Further, at an April 9 press conference with Governor Hutchinson and Arkansas State Health Director Dr. Nathaniel Smith, Dr. Smith was asked if “elective surgery” was still permitted in the state, and he responded that judgments at surgical centers would be left primarily to the providers.
A lawsuit LRFPS filed last year against government officials in the State of Arkansas in the U.S.
District Court for the Eastern District of Arkansas was amended on April 13 to add a challenge to the ADH April 3 directive and, specifically, the cease-and-desist order issued on April 10.
The next day, the district court issued a temporary restraining order blocking the state from shutting down LRFPS’s procedural abortion services, in which the court noted that the state’s ban would, among other things, “bar access to abortion because medication abortion is contraindicated” for some women; “likely push [some women] to a more complex and more time-intensive” abortion procedure; and “likely push [other women] beyond the point at which abortion is available in the State.”
The district court also noted that the continuation of procedural abortions would not preserve PPE or hospital resources because procedural abortions make minimal use of both, and that continuing to allow procedural abortions would not increase the risk of transmission of COVID-19 any more than other activities that Governor Hutchinson has allowed to continue in Arkansas.
Instead, the court observed, the state’s decision to bar procedural abortions in Arkansas will cause some women to undertake lengthy interstate travel that will actually increase the risk of transmission of the disease.
The different defendants then asked the U.S. Court of Appeals for the Eighth Circuit to halt the lower court’s order, which would effectively reinstitute the ban on procedural abortions in the State of Arkansas.
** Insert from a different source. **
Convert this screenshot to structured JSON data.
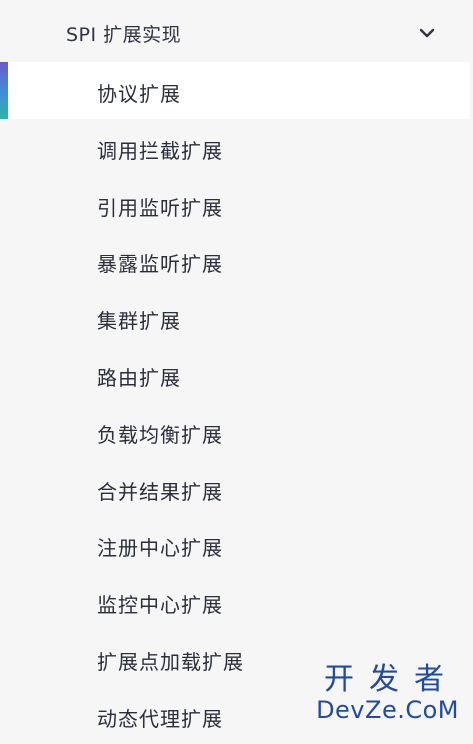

In the amicus brief filed on Friday, Attorney General James and the coalition lay out why they oppose the request to halt the lower court’s temporary restraining order, stressing that the ban on procedural abortions in Arkansas infringes on a woman’s constitutional rights.
The coalition explains that the “characterization of the ban as prohibiting only ‘elective’ procedures fails to recognize how the time-sensitive nature of abortion care distinguishes that care from services that can be postponed without patient harm during the current public health crisis” because “abortions cannot be deferred indefinitely or for long stretches without increasing risks for some women and denying access to others.” The coalition explains that Arkansas’ “ban on [procedural] abortions will irreparably injure any woman who reaches the legal limit for an abortion during the ban,” resulting in some women “permanently los[ing] their right to lawfully obtain an abortion in Arkansas.”
Additionally, Attorney General James and the coalition go on to highlight that if the ban were to be reinstated, some women in Arkansas would be forced to make “risky and expensive” travel plans to cross state lines in order to obtain an abortion.
This is especially troublesome at a time when the entire U.S. population is being asked to limit travel to stop the spread of COVID-19.
Further, the coalition notes that residents of New York and other amici states may currently be in Arkansas without a way to return home, but they still have a right to time-sensitive reproductive care.
Finally, the coalition explains why a ban on abortion would not help the state preserve PPE, free up hospital beds, or prevent the spread of COVID-19 transmissions.
As the district court noted in its temporary restraining order, the exact opposite is actually true.
The attorneys general note that procedural abortions require limited PPE and actually require “far less PPE and medical resources than continuing a pregnancy” does.
Additionally, procedural abortions rarely require admission to a hospital. ■